On nationalismEdit

A leading proponent of strategic and defensive nationalism in Bangladesh, Choudhury wrote profusely on the subject from the perspective of Bangladesh's liberation struggle.[6] To him, nationalism is a very important issue having both positive and negative sides. The positive side is that it unites a nation through patriotism. Patriotism is indispensable for collective development. It reduces alienation and makes people aware and sensitive about their countrymen. Nationalism has both external and internal enemies. External enemies attack and try to capture the nation. Now, global capitalism is carrying out this aggression. Capitalism has given birth to imperialism, which is the deadliest enemy of the people. The internal enemy of nationalism is national parochialism, blindness and pride. It has an inner tendency of becoming autocratic. It looks for a leader and develops fascism by making a person the only leader of the people.[6] These are the weaknesses of nationalism. But the greatest internal enemy of nationalism is deprivation. Within the nation there is class deprivation. This gap stands on the way of creating unity. Rich people become rulers and exploit the poor. They agitate the peoplewith nationalist euphoria to sideline the reality of class difference. Class deprivation is a result of capitalism. So that means capitalism attacks us from both within and outside. From outside, it is aggressive and from within, it is subversive.[6]

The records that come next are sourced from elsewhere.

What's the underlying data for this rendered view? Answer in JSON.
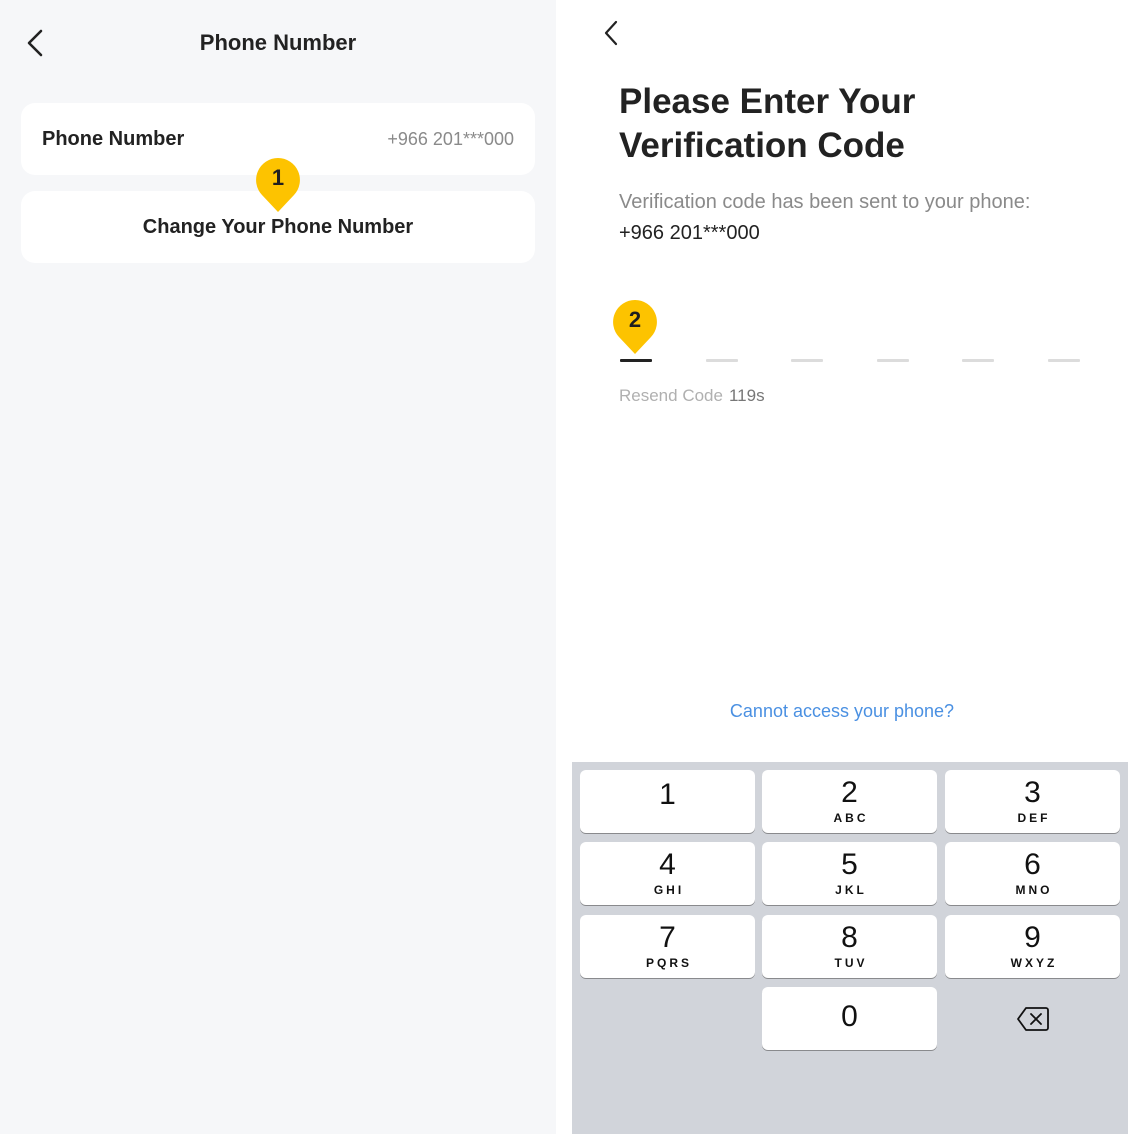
{
  "left_screen": {
    "back_icon": "chevron-left-icon",
    "title": "Phone Number",
    "phone_row": {
      "label": "Phone Number",
      "value": "+966 201***000"
    },
    "change_button_label": "Change Your Phone Number",
    "marker_label": "1"
  },
  "right_screen": {
    "back_icon": "chevron-left-icon",
    "headline_line1": "Please Enter Your",
    "headline_line2": "Verification Code",
    "subtitle": "Verification code has been sent to your phone:",
    "phone_number": "+966 201***000",
    "code_length": 6,
    "code_filled": 0,
    "marker_label": "2",
    "resend_label": "Resend Code",
    "resend_timer": "119s",
    "cannot_access_link": "Cannot access your phone?",
    "link_color": "#4a90e2"
  },
  "keyboard": {
    "keys": [
      {
        "digit": "1",
        "letters": ""
      },
      {
        "digit": "2",
        "letters": "ABC"
      },
      {
        "digit": "3",
        "letters": "DEF"
      },
      {
        "digit": "4",
        "letters": "GHI"
      },
      {
        "digit": "5",
        "letters": "JKL"
      },
      {
        "digit": "6",
        "letters": "MNO"
      },
      {
        "digit": "7",
        "letters": "PQRS"
      },
      {
        "digit": "8",
        "letters": "TUV"
      },
      {
        "digit": "9",
        "letters": "WXYZ"
      },
      {
        "digit": "0",
        "letters": ""
      }
    ],
    "delete_icon": "backspace-icon"
  },
  "colors": {
    "marker": "#fdc300",
    "keyboard_bg": "#d1d4da",
    "left_bg": "#f6f7f9"
  }
}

Personal lifeEdit

Choudhury was married to Nazma Jesmin Choudhury. She was a professor the University of Dhaka. Their children are Rownak Ara Choudhury and Sharmin Choudhury.[2]


Selected publicationsEdit

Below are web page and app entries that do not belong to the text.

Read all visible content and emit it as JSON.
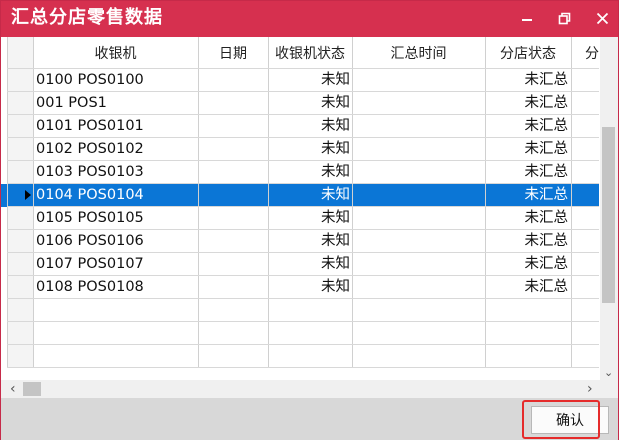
{
  "window": {
    "title": "汇总分店零售数据"
  },
  "titlebar_buttons": {
    "minimize": "minimize-icon",
    "restore": "restore-icon",
    "close": "close-icon"
  },
  "table": {
    "columns": [
      "收银机",
      "日期",
      "收银机状态",
      "汇总时间",
      "分店状态",
      "分"
    ],
    "rows": [
      {
        "pos": "0100 POS0100",
        "date": "",
        "pos_status": "未知",
        "summary_time": "",
        "store_status": "未汇总"
      },
      {
        "pos": "001 POS1",
        "date": "",
        "pos_status": "未知",
        "summary_time": "",
        "store_status": "未汇总"
      },
      {
        "pos": "0101 POS0101",
        "date": "",
        "pos_status": "未知",
        "summary_time": "",
        "store_status": "未汇总"
      },
      {
        "pos": "0102 POS0102",
        "date": "",
        "pos_status": "未知",
        "summary_time": "",
        "store_status": "未汇总"
      },
      {
        "pos": "0103 POS0103",
        "date": "",
        "pos_status": "未知",
        "summary_time": "",
        "store_status": "未汇总"
      },
      {
        "pos": "0104 POS0104",
        "date": "",
        "pos_status": "未知",
        "summary_time": "",
        "store_status": "未汇总"
      },
      {
        "pos": "0105 POS0105",
        "date": "",
        "pos_status": "未知",
        "summary_time": "",
        "store_status": "未汇总"
      },
      {
        "pos": "0106 POS0106",
        "date": "",
        "pos_status": "未知",
        "summary_time": "",
        "store_status": "未汇总"
      },
      {
        "pos": "0107 POS0107",
        "date": "",
        "pos_status": "未知",
        "summary_time": "",
        "store_status": "未汇总"
      },
      {
        "pos": "0108 POS0108",
        "date": "",
        "pos_status": "未知",
        "summary_time": "",
        "store_status": "未汇总"
      }
    ],
    "selected_index": 5
  },
  "scrollbars": {
    "left_arrow": "‹",
    "right_arrow": "›",
    "down_arrow": "⌄"
  },
  "footer": {
    "confirm_label": "确认"
  }
}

Choudhury's books in the Bengali language:

  • Anveshana
  • Nirbachita Prabandha (1999)
  • Rashtra o Samskrti (1993)
  • Nazrul Islam: Poet and More (1994) [Nazrul Institute]
  • Bangalir Jaya Parajaya (1994)
  • Apanajana (1992)

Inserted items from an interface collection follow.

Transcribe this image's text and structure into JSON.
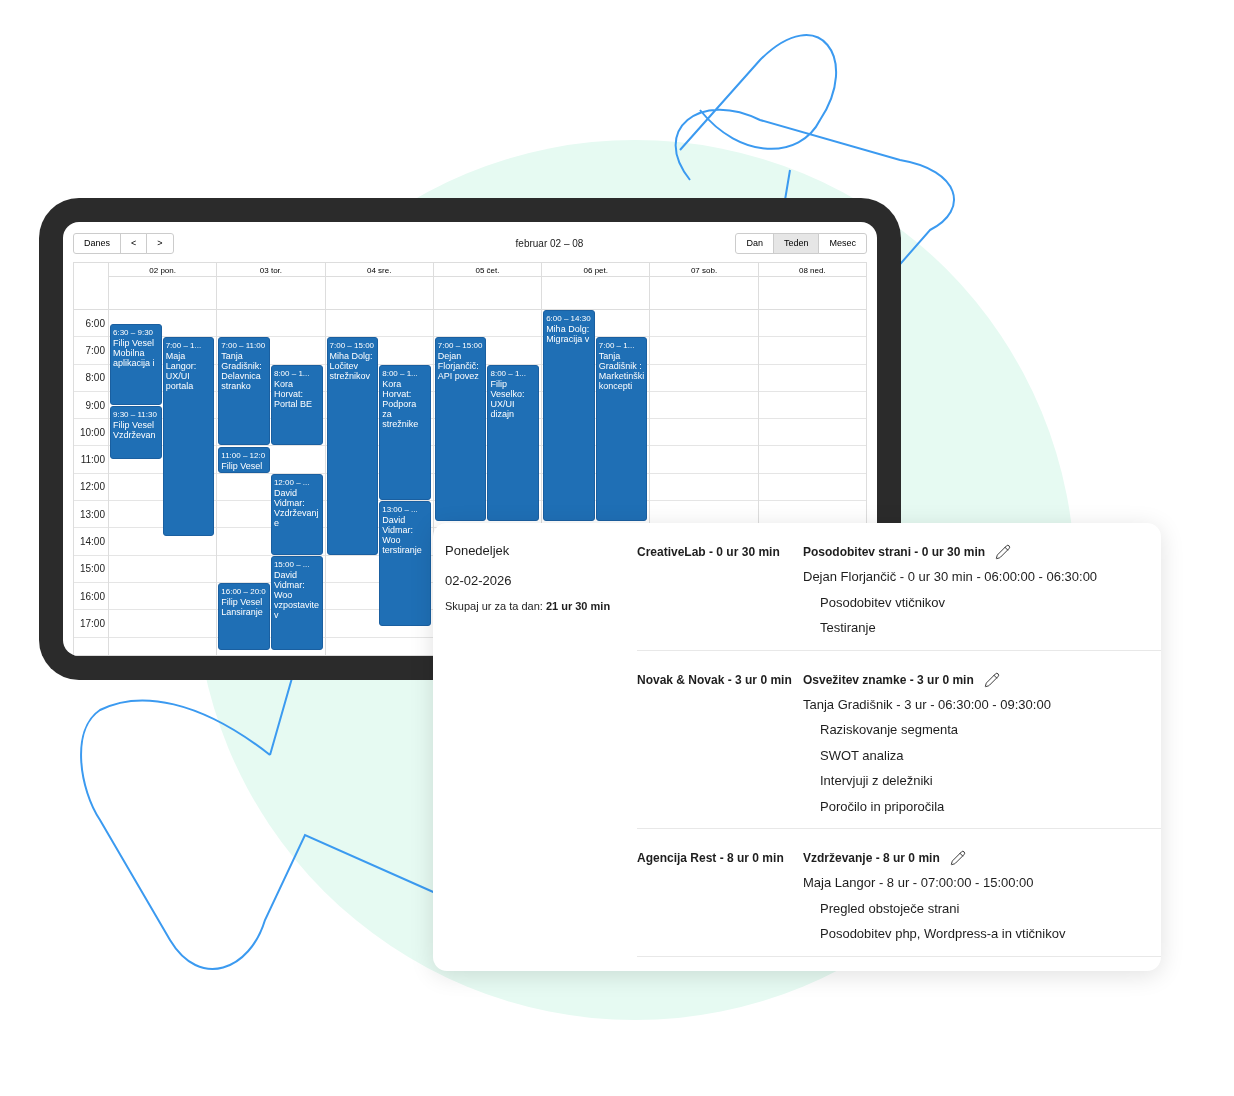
{
  "calendar": {
    "nav_buttons": [
      "Danes",
      "<",
      ">"
    ],
    "title": "februar 02 – 08",
    "view_buttons": [
      {
        "label": "Dan",
        "selected": false
      },
      {
        "label": "Teden",
        "selected": true
      },
      {
        "label": "Mesec",
        "selected": false
      }
    ],
    "hours": [
      "6:00",
      "7:00",
      "8:00",
      "9:00",
      "10:00",
      "11:00",
      "12:00",
      "13:00",
      "14:00",
      "15:00",
      "16:00",
      "17:00"
    ],
    "days": [
      {
        "label": "02 pon.",
        "events": [
          {
            "time": "6:30 – 9:30",
            "title": "Filip Vesel Mobilna aplikacija i"
          },
          {
            "time": "7:00 – 1...",
            "title": "Maja Langor: UX/UI portala"
          },
          {
            "time": "9:30 – 11:30",
            "title": "Filip Vesel Vzdrževan"
          }
        ]
      },
      {
        "label": "03 tor.",
        "events": [
          {
            "time": "7:00 – 11:00",
            "title": "Tanja Gradišnik: Delavnica stranko"
          },
          {
            "time": "8:00 – 1...",
            "title": "Kora Horvat: Portal BE"
          },
          {
            "time": "11:00 – 12:0",
            "title": "Filip Vesel"
          },
          {
            "time": "12:00 – ...",
            "title": "David Vidmar: Vzdrževanje"
          },
          {
            "time": "16:00 – 20:0",
            "title": "Filip Vesel Lansiranje"
          },
          {
            "time": "15:00 – ...",
            "title": "David Vidmar: Woo vzpostavitev"
          }
        ]
      },
      {
        "label": "04 sre.",
        "events": [
          {
            "time": "7:00 – 15:00",
            "title": "Miha Dolg: Ločitev strežnikov"
          },
          {
            "time": "8:00 – 1...",
            "title": "Kora Horvat: Podpora za strežnike"
          },
          {
            "time": "13:00 – ...",
            "title": "David Vidmar: Woo terstiranje"
          }
        ]
      },
      {
        "label": "05 čet.",
        "events": [
          {
            "time": "7:00 – 15:00",
            "title": "Dejan Florjančič: API povez"
          },
          {
            "time": "8:00 – 1...",
            "title": "Filip Veselko: UX/UI dizajn"
          }
        ]
      },
      {
        "label": "06 pet.",
        "events": [
          {
            "time": "6:00 – 14:30",
            "title": "Miha Dolg: Migracija v"
          },
          {
            "time": "7:00 – 1...",
            "title": "Tanja Gradišnik : Marketinški koncepti"
          }
        ]
      },
      {
        "label": "07 sob."
      },
      {
        "label": "08 ned."
      }
    ]
  },
  "day_summary": {
    "day": "Ponedeljek",
    "date": "02-02-2026",
    "total_label": "Skupaj ur za ta dan: **21 ur 30 min**",
    "clients": [
      {
        "client": "CreativeLab - 0 ur 30 min",
        "project": "Posodobitev strani - 0 ur 30 min",
        "person": "Dejan Florjančič - 0 ur 30 min - 06:00:00 - 06:30:00",
        "tasks": [
          "Posodobitev vtičnikov",
          "Testiranje"
        ]
      },
      {
        "client": "Novak & Novak - 3 ur 0 min",
        "project": "Osvežitev znamke - 3 ur 0 min",
        "person": "Tanja Gradišnik - 3 ur - 06:30:00 - 09:30:00",
        "tasks": [
          "Raziskovanje segmenta",
          "SWOT analiza",
          "Intervjuji z deležniki",
          "Poročilo in priporočila"
        ]
      },
      {
        "client": "Agencija Rest - 8 ur 0 min",
        "project": "Vzdrževanje - 8 ur 0 min",
        "person": "Maja Langor - 8 ur - 07:00:00 - 15:00:00",
        "tasks": [
          "Pregled obstoječe strani",
          "Posodobitev php, Wordpress-a in vtičnikov"
        ]
      }
    ]
  }
}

Choudhury's books in the English:

  • —— (1975). The Moral Imagination of Joseph Conrad. University of Dhaka. OCLC 2875762.
  • —— (1981). The Enemy Territory: A Study of Evil in D. H. Lawrence. University of Dhaka. OCLC 988367614.
  • —— (2002). Middle Class and the Social Revolution in Bengal: An Incomplete Agenda. University Press. OCLC 603857008.


  1. ^ Hussain, Azfar (June 23, 2016). "Bangladesh's foremost oppositional intellectual". The Daily Star. The Daily Star. Retrieved July 21, 2016. CS1 maint: discouraged parameter (link)
  2. ^ a b c d Hasan Hafiz (January 26, 2017). আমার মা - সিরাজুল ইসলাম চৌধুরী. Anannya Magazine (in Bengali). Retrieved February 3, 2017. CS1 maint: discouraged parameter (link)
  3. ^ Kaiser Haq (June 23, 2016). "A public intellectual turns 80". New Age. Retrieved February 3, 2017. CS1 maint: discouraged parameter (link)
  4. ^ "Serajul Islam Choudhury: Our leading public intellectual". New Age. June 23, 2016. Retrieved February 3, 2017. CS1 maint: discouraged parameter (link)
  5. ^ Syed Manzoorul Islam (June 23, 2016). "Serajul Islam Choudhury: a tribute". New Age. Retrieved February 3, 2017. CS1 maint: discouraged parameter (link)
  6. ^ a b c "The country is thriving on the exploitation of the poor". The Daily Star. June 23, 2015. Retrieved August 14, 2018.